Background: Elotuzumab plus lenalidomide and dexamethasone has shown improved progression-free and overall survival versus lenalidomide and dexamethasone in patients with relapsed or refractory multiple myeloma. We aimed to assess these regimens in patients with newly diagnosed multiple myeloma who are ineligible for haematopoietic stem-cell transplantation (HSCT). Methods: ELOQUENT-1 is an open-label, multicentre, randomised, phase 3 trial conducted at 185 hospitals, oncology practices, and research centres in 19 countries. Eligible patients were aged 18 years or older with newly diagnosed, untreated, symptomatic myeloma and not candidates for high-dose therapy plus HSCT, and an Eastern Cooperative Oncology Group (ECOG) performance status of 2 or lower. Patients were randomly assigned (1:1) to receive elotuzumab plus lenalidomide and dexamethasone or lenalidomide and dexamethasone using an interactive voice response system, stratified by the International Staging System (ISS; stage I–II vs III), age (<75 years vs ≥75 years), and ECOG performance status (0 vs 1–2). Patients in the elotuzumab plus lenalidomide and dexamethasone group received elotuzumab administered intravenously at 10 mg/kg on days 1, 8, 15, and 22 during cycles 1 and 2, days 1 and 15 during cycles 3–18, and then at 20 mg/kg on day 1 for subsequent cycles. In both treatment groups, patients received 25 mg lenalidomide orally on days 1–21 of each cycle and 40 mg dexamethasone on days 1, 8, 15, and 22 of each cycle.
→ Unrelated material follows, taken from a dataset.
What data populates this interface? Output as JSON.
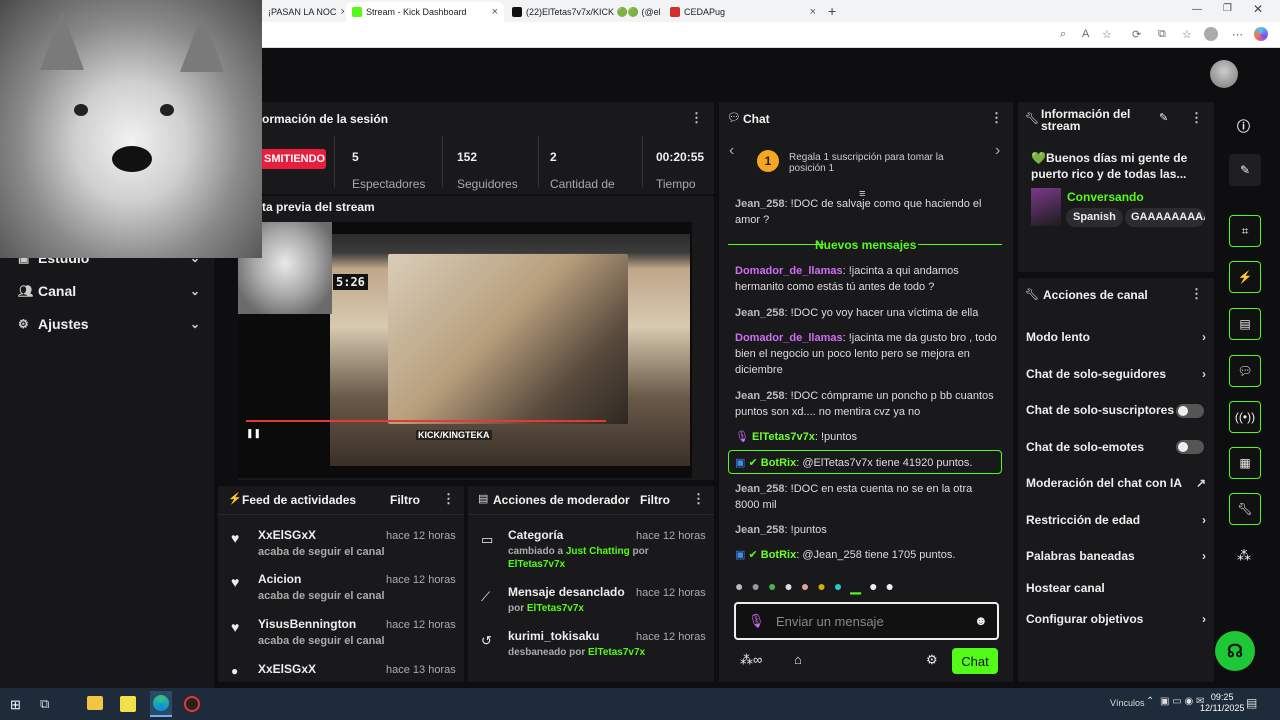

The primary endpoint was progression-free survival, as per the primary definition from European Society for Blood and Marrow Transplantation criteria in all randomly assigned patients (intention-to-treat population). This study is registered with ClinicalTrials.gov, NCT01335399 (completed). Findings: Between Aug 4, 2011, and June 19, 2014, 748 patients were randomly assigned (374 in each treatment group) and 742 patients received treatment (333 (90%) of 371 in the elotuzumab plus lenalidomide and dexamethasone group vs 339 (91%) of 371 in the lenalidomide and dexamethasone group discontinued treatment). The median age of patients was 73·0 years (IQR 69·0–78·0), 294 (39%) patients were 75 years or older. Most patients were White (711 [95%]) and male (412 [55%]). At a minimum follow-up of 65·3 months, the median progression-free survival was not significantly different between the groups: 31·4 months (95% CI 26·2–36·8) in the elotuzumab plus lenalidomide and dexamethasone group versus 29·5 months (23·5–34·3) in the lenalidomide and dexamethasone group (HR 0·93, 95·71% CI 0·77–1·12; stratified log-rank p=0·44). The median follow-up was 70·6 months (IQR 35·1–79·2). The most common grade 3–4 treatment-related adverse event was neutropenia (64 [17%] of 371 vs 79 [21%] of 371). Study drug toxicity was the reported cause of death in five (1%) versus four (1%) patients. Interpretation: Elotuzumab plus lenalidomide and dexamethasone did not significantly improve progression-free survival versus lenalidomide and dexamethasone in patients with newly diagnosed multiple myeloma who are ineligible for HSCT. Although these data contribute to the treatment landscape, further research is needed to find ways to improve treatments in the front-line setting. Funding: Bristol Myers Squibb.
Bibliographical notePublisher Copyright:
© 2022 Elsevier Ltd